75. Troy Keily at 11.
76. Compare Alejandro Garro; Barry Nicholas at 8.
77. Compare Alison Williams.
78. Alison Williams.
79. Sara Zwart. Also see Arthur Rosett (1984) on article 8.
80. Barry Nicholas at 5.
81. Compare Barry Nicholas at 5; Alison Williams.
82. Compare Barry Nicholas at 5.
83. Barry Nicholas at 6.
84. Alison Williams; compare Barry Nicholas at 7.
85. Alejandro Garro.
86. Arthur Rosett (1984).
87. Troy Keily at 14; Peter Schlechtriem Intro para. III.
88. Camilla Basch Andersen at 293.
89. Peter Schlechtriem Intro para. III.
90. Camilla Basch Andersen at 294-5.
91. Peter Schlechtriem Intro para. III; Camilla Basch Andersen at 294-5.

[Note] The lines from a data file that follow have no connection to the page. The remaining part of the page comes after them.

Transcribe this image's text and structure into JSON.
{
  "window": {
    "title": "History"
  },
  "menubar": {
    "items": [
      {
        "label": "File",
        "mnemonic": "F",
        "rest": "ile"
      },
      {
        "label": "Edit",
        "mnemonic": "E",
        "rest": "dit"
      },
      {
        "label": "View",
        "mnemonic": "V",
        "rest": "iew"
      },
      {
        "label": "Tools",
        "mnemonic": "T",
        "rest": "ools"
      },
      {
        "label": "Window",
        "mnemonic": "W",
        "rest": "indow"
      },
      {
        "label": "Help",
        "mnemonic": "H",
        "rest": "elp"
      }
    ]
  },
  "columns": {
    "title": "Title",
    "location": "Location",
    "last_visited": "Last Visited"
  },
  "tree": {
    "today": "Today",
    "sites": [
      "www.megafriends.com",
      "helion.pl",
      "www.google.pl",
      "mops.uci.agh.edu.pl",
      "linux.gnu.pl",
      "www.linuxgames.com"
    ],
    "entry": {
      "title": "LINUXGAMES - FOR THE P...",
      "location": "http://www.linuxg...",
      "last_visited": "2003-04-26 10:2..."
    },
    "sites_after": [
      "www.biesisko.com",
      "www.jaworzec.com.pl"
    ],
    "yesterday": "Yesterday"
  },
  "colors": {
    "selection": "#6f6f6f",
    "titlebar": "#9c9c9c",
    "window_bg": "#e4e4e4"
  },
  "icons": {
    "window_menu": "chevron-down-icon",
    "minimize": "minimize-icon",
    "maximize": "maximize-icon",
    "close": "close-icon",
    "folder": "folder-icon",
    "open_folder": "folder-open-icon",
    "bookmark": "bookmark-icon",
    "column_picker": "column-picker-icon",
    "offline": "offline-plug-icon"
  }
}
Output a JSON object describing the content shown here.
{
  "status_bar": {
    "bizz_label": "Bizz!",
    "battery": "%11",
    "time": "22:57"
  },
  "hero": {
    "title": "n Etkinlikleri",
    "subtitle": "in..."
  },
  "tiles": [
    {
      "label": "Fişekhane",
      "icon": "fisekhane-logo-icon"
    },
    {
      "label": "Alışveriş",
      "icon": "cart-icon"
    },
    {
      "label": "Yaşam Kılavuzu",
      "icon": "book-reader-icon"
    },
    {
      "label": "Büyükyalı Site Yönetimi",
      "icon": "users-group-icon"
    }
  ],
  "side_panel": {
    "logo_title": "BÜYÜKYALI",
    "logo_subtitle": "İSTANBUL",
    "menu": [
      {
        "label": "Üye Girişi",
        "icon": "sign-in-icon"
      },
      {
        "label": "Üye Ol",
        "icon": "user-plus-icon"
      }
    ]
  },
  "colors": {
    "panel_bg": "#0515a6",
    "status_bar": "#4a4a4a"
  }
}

92. Camilla Basch Andersen at 294.
93. Troy Keily at 15-6.
94. Troy Keily at 16.
95. Camilla Basch Andersen at 294-5.
96. Compare Troy Keily at 17.
97. Compare Peter Schlechtriem Intro para. III.
98. For this problem see Alison Williams.
99. Institute of International Commercial Law at Pace University Law School, http://www.cisg.law.pace.edu/cisg/countries/cntries.html .
100. See Alison Williams.
101. Secretariat Commentary art. 4 para. 4.
102. Peter Schlechtriem/ Herber art. 4 note 18; Evelien Visser.
103. Compare European Commission para. 41.
104. Compare Evelien Visser.
105. See for example Article 101 of the Swiss Private International Law Code (IPRG) and Article 1206, 2 of the Russian Civil Code. The German law, on the other hand, has no special provision on this matter, compare Article 43- 46 EGBGB.
106. Secretariat Commentary art. 4 para. 4.
107. Secretariat Commentary art. 4 para. 4.
108. John Honnold at 70; Secretariat Commentary art. 4 para. 4.
109. Jacob Ziegel and Claude Samson art. 4 para 4.
110. Royston Goode at 61-2.
111. Secretariat Commentary art. 4 para. 4.
112. Secretariat Commentary art. 4 para. 4.
113. Evelien Visser.
114. Peter Schlechtriem/ Herber art. 4 note 18; Evelien Visser.
115. See sections 22 (1) and 23 rule 1 Sale of Goods Act 1923 (NSW).
116. Evelien Visser; Peter Schlechtriem/ Herber art. 4 note 18.
117. Evelien Visser.
118. Peter Schlechtriem/ Herber art. 4 note 18; Evelien Visser.
119. Compare Evelien Visser.
120. Evelien Visser.
121. Compare Evelien Visser.
122. Evelien Visser footnote 62.
123. Evelien Visser footnote 71.
124. Evelien Visser footnote 71.
125. Evelien Visser footnote 71.
126. Peter Schlechtriem/ Herber art. 4 note 18.
127. Compare Evelien Visser.
128. Compare Evelien Visser.
129. Compare Evelien Visser.
130. Royston Goode at 61-2.
131. Royston Goode at 61-2. See for example section 26 (1) Sale of Goods Act 1923 (NSW).
132. Royston Goode at 61-2. See for example § 932 of the German Civil Code (BGB).
133. Royston Goode at 61-2.
134. Compare Royston Goode at 61-2.
135. Peter Schlechtriem/ Herber art. 4 note 18; European Commission para. 43-5.
136. European Commission para. 43-5.
137. Royston Goode at 61-2.